-- Source data follows --

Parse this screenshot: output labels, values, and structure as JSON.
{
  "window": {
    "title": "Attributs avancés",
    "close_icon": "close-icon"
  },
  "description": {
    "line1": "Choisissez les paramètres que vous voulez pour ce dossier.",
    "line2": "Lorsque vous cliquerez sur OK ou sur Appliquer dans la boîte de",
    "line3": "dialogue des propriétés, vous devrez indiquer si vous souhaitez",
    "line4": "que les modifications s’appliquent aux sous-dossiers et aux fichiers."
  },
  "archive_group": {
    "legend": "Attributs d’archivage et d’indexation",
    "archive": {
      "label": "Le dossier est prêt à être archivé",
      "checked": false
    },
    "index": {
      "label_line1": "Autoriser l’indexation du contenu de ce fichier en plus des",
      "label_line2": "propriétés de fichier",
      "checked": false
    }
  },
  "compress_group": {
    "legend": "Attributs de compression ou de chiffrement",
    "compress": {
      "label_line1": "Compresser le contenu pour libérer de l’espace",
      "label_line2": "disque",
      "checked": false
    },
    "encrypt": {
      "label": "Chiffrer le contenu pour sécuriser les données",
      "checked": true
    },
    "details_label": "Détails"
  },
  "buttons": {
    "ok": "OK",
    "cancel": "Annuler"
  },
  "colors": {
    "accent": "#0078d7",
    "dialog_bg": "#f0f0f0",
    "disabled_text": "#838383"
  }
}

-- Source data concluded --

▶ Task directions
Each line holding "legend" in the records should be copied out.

▶ Response
    "legend": "Attributs d’archivage et d’indexation",
    "legend": "Attributs de compression ou de chiffrement",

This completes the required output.